“So we said. ‘Let’s get parents, students, and teachers decent buildings,’” recalls Delabian Rice-Thurston, executive director of Parents United. “But when we looked into whether we had a [legal] right to decent buildings, we were told all we have a right to is having a building inspected by the fire department.”
So Parents United made a tactical play and accused the fire department of failing to inspect schools. In a 1990 survey, it found schools with falling plaster, leaky roofs, missing fire doors, and no heat—all fire-code violations. In total, Parents United found more than 4,000 code infractions in D.C. public schools in April 1990.
But while Parents United chastised the school system for not having a schedule to conduct repairs, it focused most of its attention on funding. The month prior to the Parents United report about decrepit District schools, the council slashed the school system’s request for a $100-million increase in its fiscal 1991 budget to $43 million. That action took away $10 million slated for building repairs. Parents United had seen enough. They wanted the schools funded in a way that kept them from falling apart, and they were willing to sue.
Before Parents United stepped inside D.C. Superior Court to put its case to Judge Kaye K. Christian, the group desperately sought to link its destiny with the school system’s. Andrew Jenkins, superintendent at the time, was not the friend Smith has become, but the parents group still did not want to injure the very bureaucracy it was trying desperately to improve. Parents United begged the school system to join it in the lawsuit and file a friend-of-the-court brief on behalf of the plaintiffs.

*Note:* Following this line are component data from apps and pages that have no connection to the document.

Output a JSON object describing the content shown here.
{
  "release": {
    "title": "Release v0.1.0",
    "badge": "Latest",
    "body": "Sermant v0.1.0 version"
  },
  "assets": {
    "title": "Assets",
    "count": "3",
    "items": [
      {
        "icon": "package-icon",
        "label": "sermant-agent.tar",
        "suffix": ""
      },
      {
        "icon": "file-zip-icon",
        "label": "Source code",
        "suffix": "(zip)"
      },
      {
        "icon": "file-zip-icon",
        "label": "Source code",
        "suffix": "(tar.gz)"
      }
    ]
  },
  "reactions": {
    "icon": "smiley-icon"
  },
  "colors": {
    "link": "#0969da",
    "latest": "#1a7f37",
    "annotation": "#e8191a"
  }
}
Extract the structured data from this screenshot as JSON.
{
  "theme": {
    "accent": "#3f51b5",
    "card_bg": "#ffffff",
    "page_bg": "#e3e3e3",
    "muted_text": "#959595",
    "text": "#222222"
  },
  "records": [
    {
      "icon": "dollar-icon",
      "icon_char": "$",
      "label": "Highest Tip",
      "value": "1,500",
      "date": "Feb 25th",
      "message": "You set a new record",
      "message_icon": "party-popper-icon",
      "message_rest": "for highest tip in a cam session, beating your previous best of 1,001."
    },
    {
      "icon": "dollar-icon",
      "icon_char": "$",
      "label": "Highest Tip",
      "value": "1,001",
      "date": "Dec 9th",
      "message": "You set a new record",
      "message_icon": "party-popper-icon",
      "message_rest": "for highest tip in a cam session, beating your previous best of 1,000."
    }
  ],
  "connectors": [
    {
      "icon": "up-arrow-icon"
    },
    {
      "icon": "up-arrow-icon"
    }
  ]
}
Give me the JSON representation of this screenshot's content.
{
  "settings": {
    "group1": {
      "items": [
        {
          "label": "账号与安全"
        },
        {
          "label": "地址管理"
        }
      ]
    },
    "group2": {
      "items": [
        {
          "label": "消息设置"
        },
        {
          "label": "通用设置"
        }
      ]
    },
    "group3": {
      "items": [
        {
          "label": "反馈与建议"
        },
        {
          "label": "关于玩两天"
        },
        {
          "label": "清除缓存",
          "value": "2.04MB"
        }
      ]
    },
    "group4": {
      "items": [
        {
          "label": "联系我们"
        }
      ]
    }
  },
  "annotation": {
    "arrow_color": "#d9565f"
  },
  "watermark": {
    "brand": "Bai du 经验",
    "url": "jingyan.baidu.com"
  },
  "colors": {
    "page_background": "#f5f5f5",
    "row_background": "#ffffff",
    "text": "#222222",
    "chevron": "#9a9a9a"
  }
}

“We told them, ‘If you don’t, the mayor and council will drag you into this and make it seem as if you’re at fault,’” says Rice-Thurston.
The school board declined at the time, but last week six board members asked to become plaintiffs in the case so they could join Parents United in the push for full funding of school maintenance and repairs.
Sharon Pratt Kelly was mayor at the time the group stood poised to file its lawsuit. She responded to Parents United’s threat by pledging to set aside $50 million a year to deal with the $150-million backlog in school repairs. But Kelly never delivered on her commitment, coming up with only $30 million to cover a two-year period. When the school system did its own analysis of how much restoring its ancient facilities would cost, it discovered that the funding from the mayor only scratched the surface. The system actually needed $583 million. Since then, another parents group, the 21st Century Fund, has reported that to fully renovate buildings, including wiring them for the latest electronic technology, would cost $1.2 billion.
“This council and this mayor have given the school system el ziperino toward a capital budget to fix those buildings,” says a frustrated Rice-Thurston.
In a broader sense, the roof fell in when the roofs on various schools started falling in. Roofs cost an average of $1 million to replace; the school system has 91 buildings that need new roofs. Rice-Thurston says she understands the city can’t come up with $91 million, but she feels there are rampant misplaced priorities, citing the city’s projected $60 million investment in the downtown arena and the multimillion-dollar convention center. Next to the pressing needs of the city’s school system, “I consider these to be superfluous,” she says.
Meanwhile, Rice-Thurston, Levy, and others at Parents United aren’t sure what protection they can give the school system of their friend the superintendent, who Wednesday faced a tribunal at Martin Luther King Memorial Library, where several residents called for his head.
“We feel terrible. All these good things have happened under the superintendent, and we have to sit by while he is being pilloried for not opening six schools,” says Rice-Thurston.
—Jonetta Rose Barras